Electrical Engineering | Clearances for Pad-Mounted Transformers
Electrical Engineering | Clearances for Pad-Mounted Transformers

Electrical Engineering | Clearances for Pad-Mounted Transformers

Posted by Mike Ruff on in Engineering

Many buildings are located in developments, or on sites with underground electrical and tele/data/cable utilities. While the underground services eliminate unattractive overhead pole lines, cabling and transformers, the installation of utility company transformers presents challenges of a different sort.

Utility company transformers are large, generally green in color, and can range from a small box (3’w x 3’d x 2’h) in a residential neighborhood, to a large enclosure with oil-filled cooling fins (7’w x 7’d x 6’h) on a large pre-concrete base.  Often for aesthetic reasons the transformers are located remote from the building, but due to costs associated with the secondary conductors, a transformer may be mounted close to a building.

This article will define some of the requirements for clearances around a transformer, as well requirements for protecting a transformer from vehicular traffic.

Adjacent to buildings, transformers must generally be located in accordance with the following requirements.  First, a transformer must be installed with the front (doors) facing away from the building, with no balconies or overhangs above. The transformer must be accessible to line trucks (size and weight similar to a cement truck), for maintenance or replacement. Generally, a transformer located near a building requires 4ft clearance from the building vertical surfaces, assuming no windows from grade to 18ft. The sides of the transformer must be clear of all objects (including landscaping) for 3ft, and the transformer should be located 10ft horizontally from doors, windows or fire hydrants. The front (door side) of the transformer shall have a clearance of 10ft so that line crews can safely perform maintenance or repairs on the equipment. This required clearance includes landscaping. When encountering landscaping during emergency repairs, the utility can remove the landscaping (not very gently) or leave and await notification the offending vegetation has been removed.  During routine maintenance, the utility will not attempt to work on the transformer until the landscaping has been removed.

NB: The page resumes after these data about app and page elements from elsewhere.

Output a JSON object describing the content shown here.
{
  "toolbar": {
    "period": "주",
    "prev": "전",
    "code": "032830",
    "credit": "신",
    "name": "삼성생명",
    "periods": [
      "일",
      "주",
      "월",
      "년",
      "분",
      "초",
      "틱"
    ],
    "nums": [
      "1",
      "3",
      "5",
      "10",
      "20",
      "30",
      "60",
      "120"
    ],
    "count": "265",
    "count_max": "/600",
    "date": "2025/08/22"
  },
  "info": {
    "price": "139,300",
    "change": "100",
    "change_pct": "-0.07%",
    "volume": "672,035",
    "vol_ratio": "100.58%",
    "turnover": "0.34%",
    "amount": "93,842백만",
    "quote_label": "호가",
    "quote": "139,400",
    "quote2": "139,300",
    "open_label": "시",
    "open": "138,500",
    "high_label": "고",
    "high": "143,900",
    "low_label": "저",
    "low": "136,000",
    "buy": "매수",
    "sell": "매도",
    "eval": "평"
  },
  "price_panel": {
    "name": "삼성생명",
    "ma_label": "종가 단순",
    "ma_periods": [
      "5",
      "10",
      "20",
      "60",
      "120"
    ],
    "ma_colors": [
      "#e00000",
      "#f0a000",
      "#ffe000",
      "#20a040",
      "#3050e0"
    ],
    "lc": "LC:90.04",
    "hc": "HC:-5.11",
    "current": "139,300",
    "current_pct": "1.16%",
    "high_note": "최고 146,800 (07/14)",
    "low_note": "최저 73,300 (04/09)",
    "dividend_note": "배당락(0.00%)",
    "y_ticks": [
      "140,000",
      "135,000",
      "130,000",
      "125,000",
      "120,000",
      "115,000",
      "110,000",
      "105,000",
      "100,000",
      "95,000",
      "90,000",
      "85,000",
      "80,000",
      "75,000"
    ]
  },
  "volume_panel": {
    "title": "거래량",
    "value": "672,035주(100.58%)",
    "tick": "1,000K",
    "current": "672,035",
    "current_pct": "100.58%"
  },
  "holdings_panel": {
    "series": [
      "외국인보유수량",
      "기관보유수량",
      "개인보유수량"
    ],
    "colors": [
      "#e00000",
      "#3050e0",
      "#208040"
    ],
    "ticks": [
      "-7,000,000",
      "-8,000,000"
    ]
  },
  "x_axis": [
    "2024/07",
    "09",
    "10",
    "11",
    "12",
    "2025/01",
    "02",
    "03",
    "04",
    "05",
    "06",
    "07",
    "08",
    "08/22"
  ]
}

Transformers in locations subject to vehicle traffic must be protected, and oftentimes these protections must be in place before the transformer is energized, even during construction.  The vehicle barrier system is relatively simple. A series of bollards located around the transformer, spaced no greater than 54” on center, and located 36” away from transformer are required. Often, the utility company will require these to be painted traffic yellow, where adjacent to parking or roadways. The bollards around the sides and back of the transformer are permanent, made of concrete filled 6” rigid steel conduit, encased in 3”(min) concrete. The permanent bollards shall extend 42” above grade, and extend 54” below grade.  In front of the transformer doors the bollards are required to be removable. The removable bollards are constructed of 6”PVC sleeve , 54” long, and encased in 3” of concrete.  A 96” long section of 5” rigid galvanized steel conduit, with cap, is then slid into the PVC sleeve.

Utility company transformers located on a site must also be located a minimum of 48” from fire hydrants.

Following these simple guidelines will be a good start in meeting utility company requirements. Of course, verifying the local utility requirements prior to construction will help eliminate additional charges, or delays in the installation of the transformer.

Contact Us

Search
Contact Us